If an employee is dismissed in person their notice period usually starts the day after they’re told unless their contract of employment states otherwise. But if an employer dismisses the employee by letter or email, their notice period starts the day after they’ve read it unless stated otherwise.
If an employer requests that the employee does not come into work for their notice period they’re still required to pay them during this period. The minimum notice an employer can give is called ‘statutory notice’. Employees who’ve worked less than a month, are an agency or casual worker, or are self-employed, aren’t entitled to statutory notice. Employees who’ve been with their employer from 1 month to two years are entitled to one week and employees who’ve been with their employer for two years or more are entitled to one week for each full year, up to a maximum of twelve years.
Employment Relations Act 1999
Employees have the right to be escorted at a disciplinary or tribunal hearing by a workplace companion or trade union representative. Although employees are not granted the rights to a companion at investigation hearings and they have no right to be accompanied by a lawyer.
Transfer of Undertakings (Protection of Employment) Regulations 2006 (TUPE)
If an employer sells its enterprise to a new employer, employees have protection under the Transfer of Undertakings (Protection of Employment) Regulations 2006. This protection applies to employees only, however, the definition of an employee under the regulation is wider and therefore many workers could fall under the protection of TUPE.
Working from Home
Working parents in the UK have had the right to request flexible working to accommodate childcare since 2003. This right was provided to all UK employees with at least 26 weeks of continuous service in 2014.
As mentioned earlier, employers are obliged to provide reasonable consideration to any flexible working request.
There are some employee rights to consider when permitting employees to work from home. Employers are still responsible for the health and safety of employees working from home by law.
Employees are entitled to the same pay if they are working their contracted hours. The terms and conditions of their employment still apply and employers must ensure that staff who work from home follow the law on working hours.
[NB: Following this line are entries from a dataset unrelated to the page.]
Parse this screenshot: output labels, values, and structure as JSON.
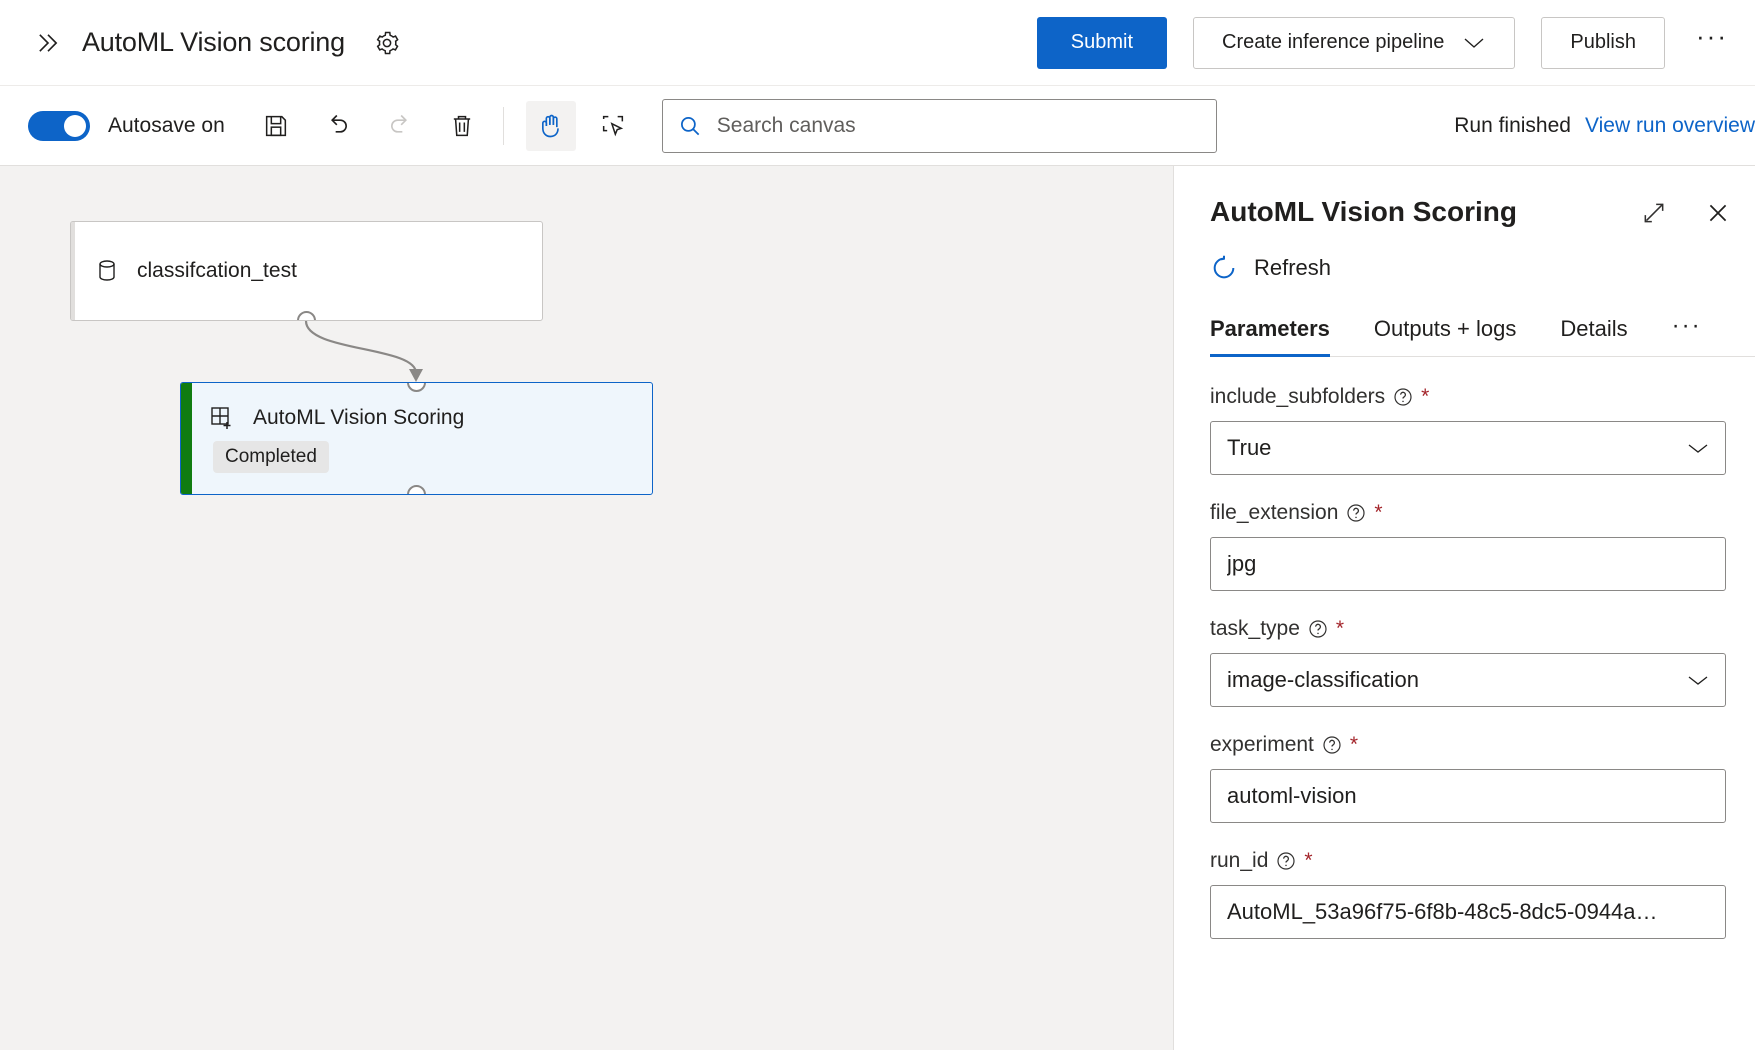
{
  "header": {
    "expand_icon": "chevron-double-right-icon",
    "title": "AutoML Vision scoring",
    "settings_icon": "gear-icon",
    "submit_label": "Submit",
    "create_inference_label": "Create inference pipeline",
    "publish_label": "Publish",
    "overflow_label": "···"
  },
  "toolbar": {
    "autosave_label": "Autosave on",
    "autosave_on": true,
    "save_icon": "save-icon",
    "undo_icon": "undo-icon",
    "redo_icon": "redo-icon",
    "delete_icon": "trash-icon",
    "pan_icon": "hand-pan-icon",
    "select_icon": "marquee-select-icon",
    "search_icon": "search-icon",
    "search_placeholder": "Search canvas",
    "search_value": "",
    "run_status": "Run finished",
    "run_link": "View run overview"
  },
  "canvas": {
    "nodes": [
      {
        "name": "classifcation_test",
        "icon": "database-icon",
        "type": "dataset"
      },
      {
        "name": "AutoML Vision Scoring",
        "icon": "module-grid-plus-icon",
        "type": "module",
        "status": "Completed",
        "status_color": "#107c10",
        "selected": true
      }
    ]
  },
  "panel": {
    "title": "AutoML Vision Scoring",
    "expand_icon": "expand-diagonal-icon",
    "close_icon": "close-icon",
    "refresh_label": "Refresh",
    "refresh_icon": "refresh-icon",
    "tabs": [
      {
        "label": "Parameters",
        "active": true
      },
      {
        "label": "Outputs + logs",
        "active": false
      },
      {
        "label": "Details",
        "active": false
      }
    ],
    "tabs_overflow": "···",
    "fields": [
      {
        "label": "include_subfolders",
        "value": "True",
        "control": "dropdown",
        "required": "*",
        "help_icon": "help-circle-icon"
      },
      {
        "label": "file_extension",
        "value": "jpg",
        "control": "text",
        "required": "*",
        "help_icon": "help-circle-icon"
      },
      {
        "label": "task_type",
        "value": "image-classification",
        "control": "dropdown",
        "required": "*",
        "help_icon": "help-circle-icon"
      },
      {
        "label": "experiment",
        "value": "automl-vision",
        "control": "text",
        "required": "*",
        "help_icon": "help-circle-icon"
      },
      {
        "label": "run_id",
        "value": "AutoML_53a96f75-6f8b-48c5-8dc5-0944a…",
        "control": "text",
        "required": "*",
        "help_icon": "help-circle-icon"
      }
    ]
  },
  "colors": {
    "accent": "#0d64c8",
    "success": "#107c10",
    "required": "#a4262c",
    "canvas_bg": "#f3f2f1",
    "node_selected_bg": "#eff6fc"
  }
}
Employers also have a responsibility for the equipment and technology they provide employees to work from home, which means agreeing on the necessary equipment and providing support in setting it up.
Taking the time to become acquainted with employee rights can arm employees and workers with the correct information to protect against mistreatment and discrimination in the workplace. However, employers have a responsibility to follow the correct legislation to protect their employees’ rights to fair treatment. Employees and employers have responsibilities towards each other and having an awareness of them can ensure smoother working relations.
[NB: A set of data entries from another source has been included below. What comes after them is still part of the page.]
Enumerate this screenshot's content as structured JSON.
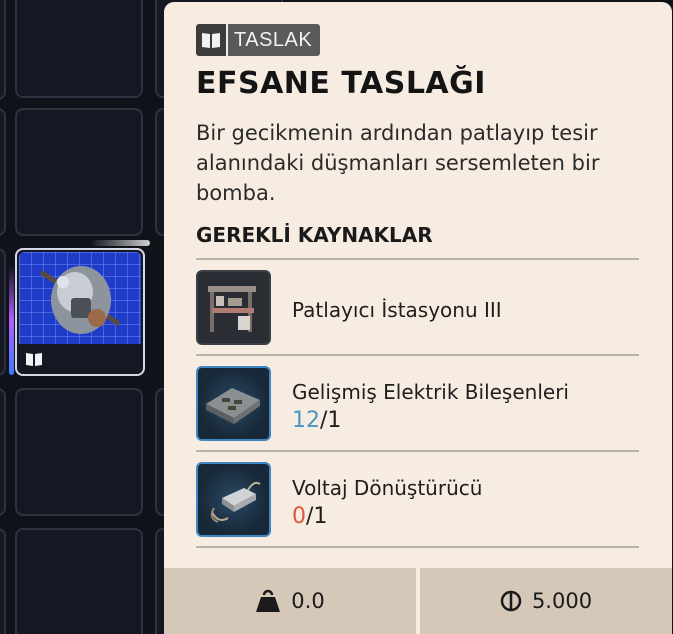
{
  "colors": {
    "background": "#10121a",
    "card": "#f7ece1",
    "footer": "#d6c8b8",
    "have_ok": "#4a97c2",
    "have_missing": "#e0553e",
    "selected_item_bg": "#1e3cc8"
  },
  "inventory": {
    "selected_item_icon": "blueprint-book-icon"
  },
  "tooltip": {
    "badge": {
      "icon": "blueprint-book-icon",
      "label": "TASLAK"
    },
    "title": "EFSANE TASLAĞI",
    "description": "Bir gecikmenin ardından patlayıp tesir alanındaki düşmanları sersemleten bir bomba.",
    "requirements_heading": "GEREKLİ KAYNAKLAR",
    "requirements": [
      {
        "name": "Patlayıcı İstasyonu III",
        "have": "",
        "sep": "",
        "need": ""
      },
      {
        "name": "Gelişmiş Elektrik Bileşenleri",
        "have": "12",
        "sep": "/",
        "need": "1"
      },
      {
        "name": "Voltaj Dönüştürücü",
        "have": "0",
        "sep": "/",
        "need": "1"
      }
    ],
    "footer": {
      "weight": "0.0",
      "weight_icon": "weight-icon",
      "price": "5.000",
      "price_icon": "coin-icon"
    }
  }
}
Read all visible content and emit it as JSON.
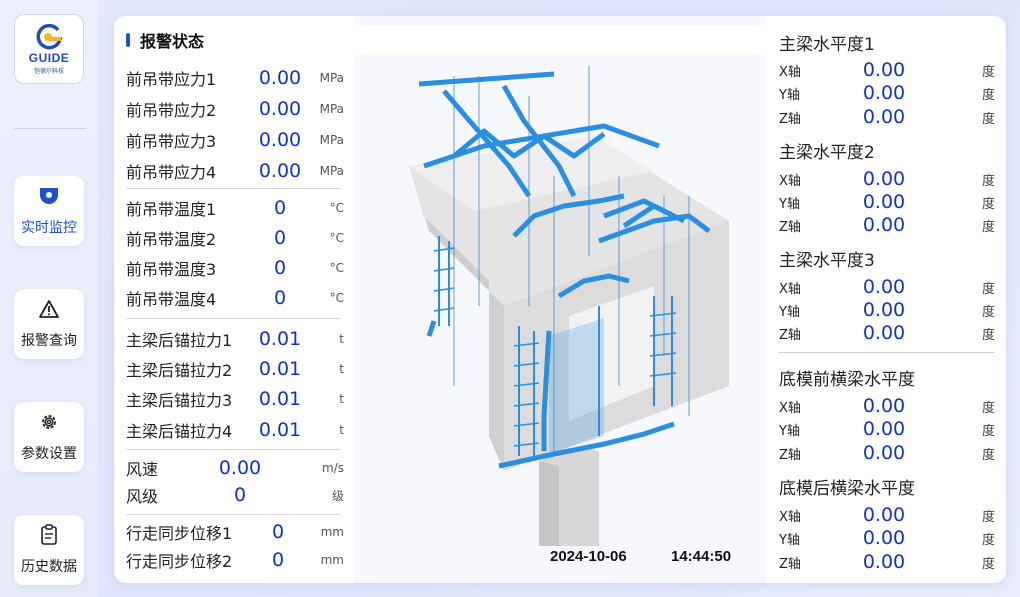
{
  "logo": {
    "text": "GUIDE",
    "sub": "恺德尔科技"
  },
  "nav": [
    {
      "label": "实时监控",
      "icon": "monitor-camera-icon",
      "active": true
    },
    {
      "label": "报警查询",
      "icon": "warning-triangle-icon",
      "active": false
    },
    {
      "label": "参数设置",
      "icon": "gear-icon",
      "active": false
    },
    {
      "label": "历史数据",
      "icon": "clipboard-icon",
      "active": false
    }
  ],
  "header": {
    "title": "报警状态"
  },
  "left": {
    "stress": [
      {
        "label": "前吊带应力1",
        "value": "0.00",
        "unit": "MPa"
      },
      {
        "label": "前吊带应力2",
        "value": "0.00",
        "unit": "MPa"
      },
      {
        "label": "前吊带应力3",
        "value": "0.00",
        "unit": "MPa"
      },
      {
        "label": "前吊带应力4",
        "value": "0.00",
        "unit": "MPa"
      }
    ],
    "temp": [
      {
        "label": "前吊带温度1",
        "value": "0",
        "unit": "°C"
      },
      {
        "label": "前吊带温度2",
        "value": "0",
        "unit": "°C"
      },
      {
        "label": "前吊带温度3",
        "value": "0",
        "unit": "°C"
      },
      {
        "label": "前吊带温度4",
        "value": "0",
        "unit": "°C"
      }
    ],
    "anchor": [
      {
        "label": "主梁后锚拉力1",
        "value": "0.01",
        "unit": "t"
      },
      {
        "label": "主梁后锚拉力2",
        "value": "0.01",
        "unit": "t"
      },
      {
        "label": "主梁后锚拉力3",
        "value": "0.01",
        "unit": "t"
      },
      {
        "label": "主梁后锚拉力4",
        "value": "0.01",
        "unit": "t"
      }
    ],
    "wind": [
      {
        "label": "风速",
        "value": "0.00",
        "unit": "m/s"
      },
      {
        "label": "风级",
        "value": "0",
        "unit": "级"
      }
    ],
    "walk": [
      {
        "label": "行走同步位移1",
        "value": "0",
        "unit": "mm"
      },
      {
        "label": "行走同步位移2",
        "value": "0",
        "unit": "mm"
      }
    ]
  },
  "center": {
    "date": "2024-10-06",
    "time": "14:44:50"
  },
  "right": {
    "sections": [
      {
        "title": "主梁水平度1",
        "axes": [
          {
            "axis": "X轴",
            "value": "0.00",
            "unit": "度"
          },
          {
            "axis": "Y轴",
            "value": "0.00",
            "unit": "度"
          },
          {
            "axis": "Z轴",
            "value": "0.00",
            "unit": "度"
          }
        ]
      },
      {
        "title": "主梁水平度2",
        "axes": [
          {
            "axis": "X轴",
            "value": "0.00",
            "unit": "度"
          },
          {
            "axis": "Y轴",
            "value": "0.00",
            "unit": "度"
          },
          {
            "axis": "Z轴",
            "value": "0.00",
            "unit": "度"
          }
        ]
      },
      {
        "title": "主梁水平度3",
        "axes": [
          {
            "axis": "X轴",
            "value": "0.00",
            "unit": "度"
          },
          {
            "axis": "Y轴",
            "value": "0.00",
            "unit": "度"
          },
          {
            "axis": "Z轴",
            "value": "0.00",
            "unit": "度"
          }
        ]
      },
      {
        "title": "底模前横梁水平度",
        "axes": [
          {
            "axis": "X轴",
            "value": "0.00",
            "unit": "度"
          },
          {
            "axis": "Y轴",
            "value": "0.00",
            "unit": "度"
          },
          {
            "axis": "Z轴",
            "value": "0.00",
            "unit": "度"
          }
        ]
      },
      {
        "title": "底模后横梁水平度",
        "axes": [
          {
            "axis": "X轴",
            "value": "0.00",
            "unit": "度"
          },
          {
            "axis": "Y轴",
            "value": "0.00",
            "unit": "度"
          },
          {
            "axis": "Z轴",
            "value": "0.00",
            "unit": "度"
          }
        ]
      }
    ]
  },
  "colors": {
    "accent": "#1f52c9",
    "value": "#1533c8",
    "truss": "#2a8fe0"
  }
}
All requests by law, including any appeals, must be considered and decided on within a period of three months from first receipt, unless you agree to extend this period with the employee.
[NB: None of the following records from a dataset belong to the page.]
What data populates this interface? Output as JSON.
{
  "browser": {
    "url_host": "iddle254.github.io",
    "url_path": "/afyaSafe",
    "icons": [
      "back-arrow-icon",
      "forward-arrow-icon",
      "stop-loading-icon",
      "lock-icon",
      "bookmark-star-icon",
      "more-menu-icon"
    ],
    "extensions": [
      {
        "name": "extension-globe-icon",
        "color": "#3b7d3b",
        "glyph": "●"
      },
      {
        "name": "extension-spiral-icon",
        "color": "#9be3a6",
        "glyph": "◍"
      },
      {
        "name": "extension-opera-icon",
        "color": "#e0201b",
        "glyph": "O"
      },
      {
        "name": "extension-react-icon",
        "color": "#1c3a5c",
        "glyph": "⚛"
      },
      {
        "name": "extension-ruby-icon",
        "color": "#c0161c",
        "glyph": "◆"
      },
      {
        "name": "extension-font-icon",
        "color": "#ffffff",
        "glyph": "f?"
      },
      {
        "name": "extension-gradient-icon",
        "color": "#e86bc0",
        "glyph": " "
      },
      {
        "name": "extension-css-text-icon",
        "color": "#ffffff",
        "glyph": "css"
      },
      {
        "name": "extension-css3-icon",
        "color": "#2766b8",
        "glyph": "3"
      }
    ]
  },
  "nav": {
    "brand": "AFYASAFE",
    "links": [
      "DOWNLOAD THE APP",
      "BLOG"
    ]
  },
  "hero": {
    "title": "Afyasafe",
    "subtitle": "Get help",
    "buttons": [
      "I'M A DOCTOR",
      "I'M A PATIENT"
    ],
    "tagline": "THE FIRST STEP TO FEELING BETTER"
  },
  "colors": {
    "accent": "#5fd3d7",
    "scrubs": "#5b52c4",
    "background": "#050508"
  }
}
During the Coronavirus pandemic many people were asked to work from home, even when normally they would work in an office environment. It is not clear how things may change in the future due to the consequences of the Coronavirus, but for now there have been no permanent changes to the right to work from home or in flexible working in the UK.
If you are an employee or employer looking for help or advice on employment law, our team of employment law solicitors offer friendly and professional advice and are proactive in their approach. Click here for help and advice.
The contents of this article are intended for general information purposes only and shall not be deemed to be, or constitute legal advice. We cannot accept responsibility for any loss as a result of acts or omissions taken in respect of this article.